Letter of Secretary Welles.
Washington, April 9, 1862.The following congratulatory letter was sent to-day to Flag-Officer Foote by telegraph:
Navy Department, April 9, 1862.sir: A nation's thanks are due you and the brave officers and men of the flotilla on the Mississippi, whose labors and gallantry at Island No.10, which surrendered to you yesterday, have for weeks been watched with intense interest. Your triumph is not the less appreciated because it was protracted and finally bloodless. To that Being who has protected you through  so many perils, and carried you onward to successive victories, be the praise for his continued goodness to our country, and especially for this last great success of our arms.< Let the congratulations to yourself and your command be also extended to the officers and soldiers who cooperated with you.

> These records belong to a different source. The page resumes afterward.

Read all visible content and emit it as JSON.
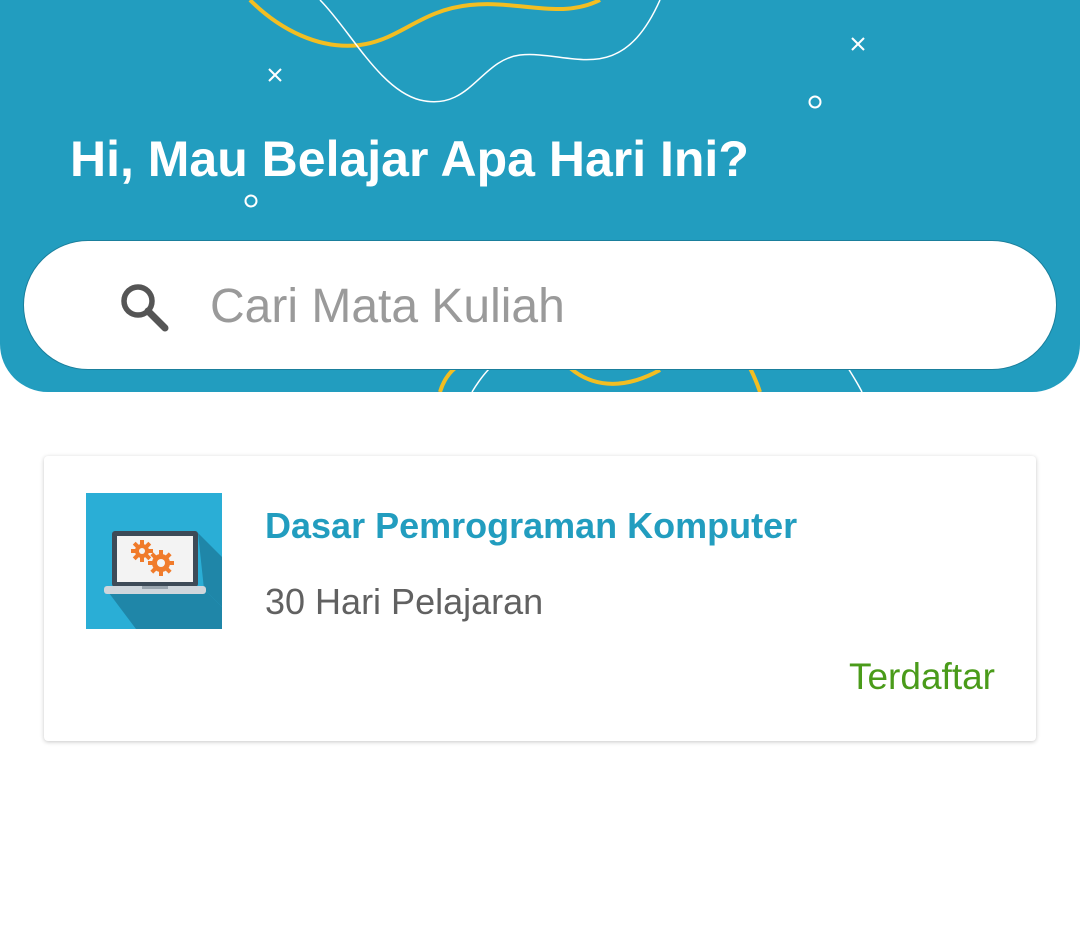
{
  "header": {
    "greeting": "Hi, Mau Belajar Apa Hari Ini?",
    "background_color": "#229dbf"
  },
  "search": {
    "placeholder": "Cari Mata Kuliah",
    "value": "",
    "icon": "search-icon"
  },
  "courses": [
    {
      "title": "Dasar Pemrograman Komputer",
      "duration": "30 Hari Pelajaran",
      "status": "Terdaftar",
      "thumbnail_icon": "laptop-gears-icon",
      "title_color": "#229dbf",
      "status_color": "#4a9b1a"
    }
  ]
}
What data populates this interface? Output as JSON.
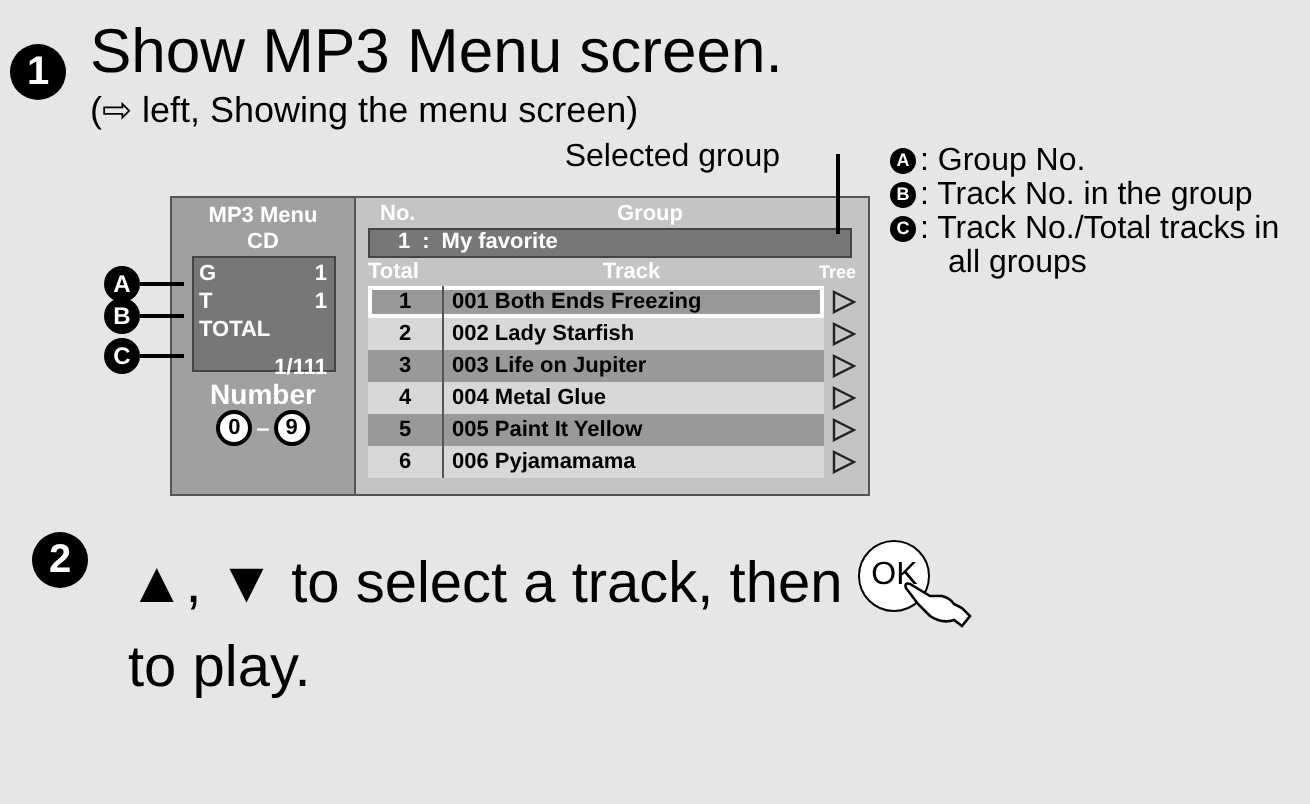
{
  "step1": {
    "number": "1",
    "title": "Show MP3 Menu screen.",
    "note": "(⇨ left, Showing the menu screen)",
    "callout": "Selected group",
    "menu": {
      "title": "MP3 Menu",
      "media": "CD",
      "rows": [
        {
          "marker": "A",
          "label": "G",
          "value": "1"
        },
        {
          "marker": "B",
          "label": "T",
          "value": "1"
        },
        {
          "marker": "C",
          "label": "TOTAL",
          "value": "1/111"
        }
      ],
      "number_label": "Number",
      "keys": [
        "0",
        "9"
      ],
      "key_separator": "–",
      "group_header": {
        "no": "No.",
        "group": "Group"
      },
      "group": {
        "no": "1",
        "separator": ":",
        "name": "My favorite"
      },
      "track_header": {
        "total": "Total",
        "track": "Track",
        "tree": "Tree"
      },
      "tracks": [
        {
          "no": "1",
          "name": "001 Both Ends Freezing",
          "selected": true
        },
        {
          "no": "2",
          "name": "002 Lady Starfish",
          "selected": false
        },
        {
          "no": "3",
          "name": "003 Life on Jupiter",
          "selected": false
        },
        {
          "no": "4",
          "name": "004 Metal Glue",
          "selected": false
        },
        {
          "no": "5",
          "name": "005 Paint It Yellow",
          "selected": false
        },
        {
          "no": "6",
          "name": "006 Pyjamamama",
          "selected": false
        }
      ]
    },
    "legend": [
      {
        "marker": "A",
        "text": ": Group No."
      },
      {
        "marker": "B",
        "text": ": Track No. in the group"
      },
      {
        "marker": "C",
        "text": ": Track No./Total tracks in all groups"
      }
    ]
  },
  "step2": {
    "number": "2",
    "text_before": "▲, ▼ to select a track, then",
    "button": "OK",
    "text_after": "to play."
  }
}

Flag-Officer A. H. Foote, Commanding Gunboats of Western Waters:Gideon Welles, Secretary of the Navy.